• **WORK ORDER**:
Which lines below include "ripple"? Copy them all.

=== INFORMATION GIVEN ===

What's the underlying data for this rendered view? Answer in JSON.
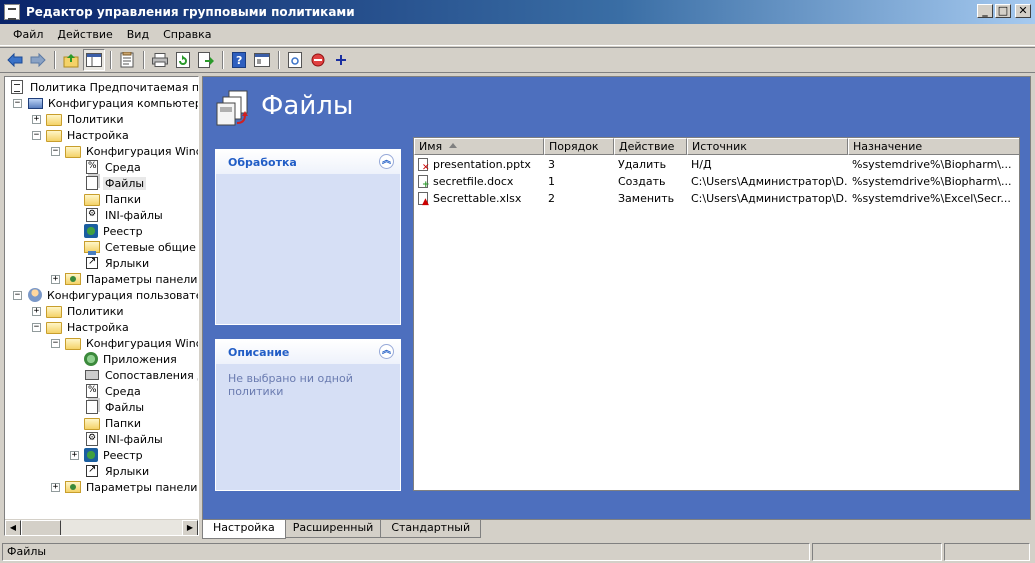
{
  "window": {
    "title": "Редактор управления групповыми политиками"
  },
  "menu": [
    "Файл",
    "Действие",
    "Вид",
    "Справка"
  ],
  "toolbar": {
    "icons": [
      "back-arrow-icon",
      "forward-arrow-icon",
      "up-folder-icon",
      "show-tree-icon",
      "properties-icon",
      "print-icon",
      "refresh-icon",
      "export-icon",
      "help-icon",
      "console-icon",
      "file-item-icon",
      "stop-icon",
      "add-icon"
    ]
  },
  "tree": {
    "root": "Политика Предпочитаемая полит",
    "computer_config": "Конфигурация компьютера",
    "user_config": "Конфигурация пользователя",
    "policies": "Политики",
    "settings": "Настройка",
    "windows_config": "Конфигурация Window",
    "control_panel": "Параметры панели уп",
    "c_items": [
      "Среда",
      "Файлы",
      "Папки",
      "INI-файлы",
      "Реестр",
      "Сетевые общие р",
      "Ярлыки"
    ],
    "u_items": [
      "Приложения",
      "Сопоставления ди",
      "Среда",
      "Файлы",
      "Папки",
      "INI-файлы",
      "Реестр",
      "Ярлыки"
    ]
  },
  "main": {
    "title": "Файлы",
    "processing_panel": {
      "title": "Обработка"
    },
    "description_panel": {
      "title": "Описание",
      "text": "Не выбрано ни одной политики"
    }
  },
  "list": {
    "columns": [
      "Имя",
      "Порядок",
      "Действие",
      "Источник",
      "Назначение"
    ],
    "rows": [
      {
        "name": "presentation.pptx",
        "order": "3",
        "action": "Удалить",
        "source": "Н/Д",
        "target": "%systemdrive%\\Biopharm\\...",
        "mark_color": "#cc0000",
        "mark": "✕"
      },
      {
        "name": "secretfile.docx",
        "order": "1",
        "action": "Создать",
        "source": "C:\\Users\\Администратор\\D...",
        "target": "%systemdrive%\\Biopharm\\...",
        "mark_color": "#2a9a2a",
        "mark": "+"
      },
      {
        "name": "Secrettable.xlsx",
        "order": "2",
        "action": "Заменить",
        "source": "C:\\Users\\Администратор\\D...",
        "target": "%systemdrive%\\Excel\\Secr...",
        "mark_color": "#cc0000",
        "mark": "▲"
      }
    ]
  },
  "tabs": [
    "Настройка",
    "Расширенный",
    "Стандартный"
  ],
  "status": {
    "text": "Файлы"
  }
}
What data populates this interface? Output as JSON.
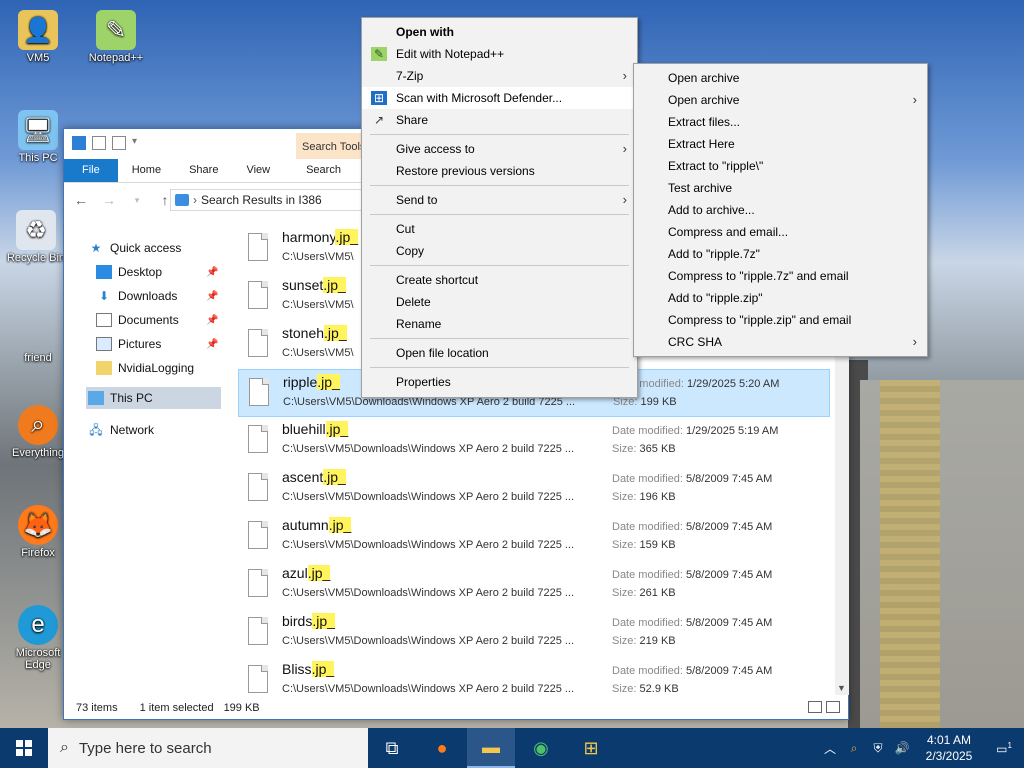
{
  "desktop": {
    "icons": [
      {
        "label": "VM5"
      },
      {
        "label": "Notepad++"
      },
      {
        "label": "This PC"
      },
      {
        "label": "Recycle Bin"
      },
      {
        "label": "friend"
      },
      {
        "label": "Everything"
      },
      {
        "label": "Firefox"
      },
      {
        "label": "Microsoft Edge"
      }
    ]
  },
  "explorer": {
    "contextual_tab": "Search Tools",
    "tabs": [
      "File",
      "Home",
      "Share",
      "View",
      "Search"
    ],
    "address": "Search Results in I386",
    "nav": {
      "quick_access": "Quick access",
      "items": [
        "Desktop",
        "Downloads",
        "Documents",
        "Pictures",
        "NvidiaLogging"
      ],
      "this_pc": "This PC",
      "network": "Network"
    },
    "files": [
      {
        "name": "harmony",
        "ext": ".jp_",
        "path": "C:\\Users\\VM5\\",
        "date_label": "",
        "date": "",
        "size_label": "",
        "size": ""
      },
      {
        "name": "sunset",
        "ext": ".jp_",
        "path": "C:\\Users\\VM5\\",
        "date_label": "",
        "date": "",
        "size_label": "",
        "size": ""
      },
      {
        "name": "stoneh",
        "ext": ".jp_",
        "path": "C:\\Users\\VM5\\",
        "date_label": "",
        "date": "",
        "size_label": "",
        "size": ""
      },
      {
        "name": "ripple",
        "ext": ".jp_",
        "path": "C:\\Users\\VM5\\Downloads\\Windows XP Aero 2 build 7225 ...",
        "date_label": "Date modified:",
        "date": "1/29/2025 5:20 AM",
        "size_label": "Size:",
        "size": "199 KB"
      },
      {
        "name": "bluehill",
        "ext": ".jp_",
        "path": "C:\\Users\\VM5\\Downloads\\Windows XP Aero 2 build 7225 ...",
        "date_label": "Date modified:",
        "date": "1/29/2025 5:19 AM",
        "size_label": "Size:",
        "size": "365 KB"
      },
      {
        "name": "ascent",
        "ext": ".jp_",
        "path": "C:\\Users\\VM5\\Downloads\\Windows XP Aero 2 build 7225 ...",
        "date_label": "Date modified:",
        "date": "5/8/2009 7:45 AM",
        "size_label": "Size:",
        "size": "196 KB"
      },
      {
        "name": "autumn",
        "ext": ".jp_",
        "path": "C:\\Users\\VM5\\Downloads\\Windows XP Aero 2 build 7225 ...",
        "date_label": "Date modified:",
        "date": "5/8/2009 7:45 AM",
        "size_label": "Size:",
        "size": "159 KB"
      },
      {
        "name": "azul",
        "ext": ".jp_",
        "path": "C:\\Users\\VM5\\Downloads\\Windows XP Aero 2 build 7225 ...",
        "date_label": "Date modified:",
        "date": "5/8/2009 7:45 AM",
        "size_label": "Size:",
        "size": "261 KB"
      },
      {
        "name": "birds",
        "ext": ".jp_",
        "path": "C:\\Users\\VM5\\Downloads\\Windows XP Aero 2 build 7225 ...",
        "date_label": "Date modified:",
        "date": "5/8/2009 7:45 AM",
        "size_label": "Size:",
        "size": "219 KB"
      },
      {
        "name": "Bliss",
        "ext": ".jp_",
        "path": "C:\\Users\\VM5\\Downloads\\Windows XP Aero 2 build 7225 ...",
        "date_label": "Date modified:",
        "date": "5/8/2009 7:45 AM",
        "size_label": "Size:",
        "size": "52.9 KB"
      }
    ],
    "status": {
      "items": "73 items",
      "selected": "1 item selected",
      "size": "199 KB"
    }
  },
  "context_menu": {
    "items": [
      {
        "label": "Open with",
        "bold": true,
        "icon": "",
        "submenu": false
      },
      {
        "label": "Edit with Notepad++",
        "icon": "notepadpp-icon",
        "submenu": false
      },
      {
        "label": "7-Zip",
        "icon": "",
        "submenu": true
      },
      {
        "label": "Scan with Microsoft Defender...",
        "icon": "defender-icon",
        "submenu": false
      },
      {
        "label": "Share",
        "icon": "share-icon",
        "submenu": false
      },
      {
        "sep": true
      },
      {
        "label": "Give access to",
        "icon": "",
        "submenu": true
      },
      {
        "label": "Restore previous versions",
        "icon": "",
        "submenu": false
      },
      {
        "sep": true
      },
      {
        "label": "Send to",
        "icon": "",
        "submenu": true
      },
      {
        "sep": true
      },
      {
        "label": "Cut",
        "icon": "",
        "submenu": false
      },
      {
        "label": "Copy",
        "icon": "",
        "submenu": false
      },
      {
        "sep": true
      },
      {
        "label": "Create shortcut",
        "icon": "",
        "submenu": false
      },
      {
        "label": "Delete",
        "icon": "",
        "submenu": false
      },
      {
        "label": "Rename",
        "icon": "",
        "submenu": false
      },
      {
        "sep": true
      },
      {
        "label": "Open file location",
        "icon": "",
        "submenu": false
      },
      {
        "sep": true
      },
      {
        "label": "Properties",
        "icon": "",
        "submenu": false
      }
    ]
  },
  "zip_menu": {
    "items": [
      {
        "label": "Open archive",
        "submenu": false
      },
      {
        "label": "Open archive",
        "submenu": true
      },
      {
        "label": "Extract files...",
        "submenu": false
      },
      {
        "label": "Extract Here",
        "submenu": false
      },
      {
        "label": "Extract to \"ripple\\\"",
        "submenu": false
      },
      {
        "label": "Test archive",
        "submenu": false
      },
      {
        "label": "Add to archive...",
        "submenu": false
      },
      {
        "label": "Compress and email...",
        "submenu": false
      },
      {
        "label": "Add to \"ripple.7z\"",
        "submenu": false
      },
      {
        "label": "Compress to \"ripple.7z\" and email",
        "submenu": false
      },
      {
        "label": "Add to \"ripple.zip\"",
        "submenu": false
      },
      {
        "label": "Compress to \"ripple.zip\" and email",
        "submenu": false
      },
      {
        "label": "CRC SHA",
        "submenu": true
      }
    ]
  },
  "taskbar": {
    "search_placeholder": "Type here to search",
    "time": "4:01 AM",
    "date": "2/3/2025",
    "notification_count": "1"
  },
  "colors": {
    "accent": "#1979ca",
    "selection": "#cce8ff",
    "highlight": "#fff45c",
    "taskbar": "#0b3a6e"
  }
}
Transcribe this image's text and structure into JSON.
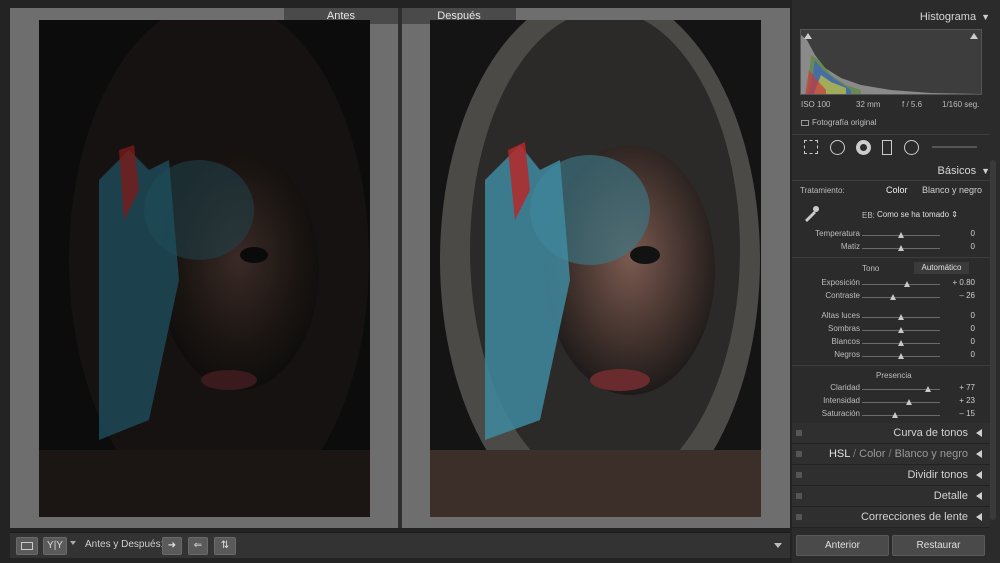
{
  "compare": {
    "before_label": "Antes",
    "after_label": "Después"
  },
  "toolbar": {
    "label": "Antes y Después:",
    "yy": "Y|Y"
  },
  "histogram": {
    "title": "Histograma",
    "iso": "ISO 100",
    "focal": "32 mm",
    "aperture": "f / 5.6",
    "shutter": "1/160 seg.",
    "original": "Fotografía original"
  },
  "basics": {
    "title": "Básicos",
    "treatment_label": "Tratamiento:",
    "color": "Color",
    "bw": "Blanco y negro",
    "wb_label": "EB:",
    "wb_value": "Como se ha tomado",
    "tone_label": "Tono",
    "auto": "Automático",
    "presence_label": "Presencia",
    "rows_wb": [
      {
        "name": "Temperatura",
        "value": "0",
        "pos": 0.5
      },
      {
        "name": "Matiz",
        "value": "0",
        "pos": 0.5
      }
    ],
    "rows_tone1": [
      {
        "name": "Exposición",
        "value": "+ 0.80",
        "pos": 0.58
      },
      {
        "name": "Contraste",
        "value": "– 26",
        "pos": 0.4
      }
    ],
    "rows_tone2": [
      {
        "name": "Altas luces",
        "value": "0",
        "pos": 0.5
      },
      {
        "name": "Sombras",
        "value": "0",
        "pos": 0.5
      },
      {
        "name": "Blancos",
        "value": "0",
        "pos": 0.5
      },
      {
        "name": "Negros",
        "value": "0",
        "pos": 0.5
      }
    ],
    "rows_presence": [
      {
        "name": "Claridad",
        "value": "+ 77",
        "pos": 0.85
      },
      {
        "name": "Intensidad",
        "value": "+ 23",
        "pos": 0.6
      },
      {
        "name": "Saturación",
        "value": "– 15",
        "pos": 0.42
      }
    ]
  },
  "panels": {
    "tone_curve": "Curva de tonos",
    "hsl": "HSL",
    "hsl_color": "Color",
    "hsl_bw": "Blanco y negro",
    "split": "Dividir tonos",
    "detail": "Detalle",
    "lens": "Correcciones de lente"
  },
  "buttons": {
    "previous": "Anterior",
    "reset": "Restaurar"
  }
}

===

• **SOLUTION FOR THIS TASK**:
        "name": "ripple",
        "label": "Extract to \"ripple\\\"",
        "label": "Add to \"ripple.7z\"",
        "label": "Compress to \"ripple.7z\" and email",
        "label": "Add to \"ripple.zip\"",
        "label": "Compress to \"ripple.zip\" and email",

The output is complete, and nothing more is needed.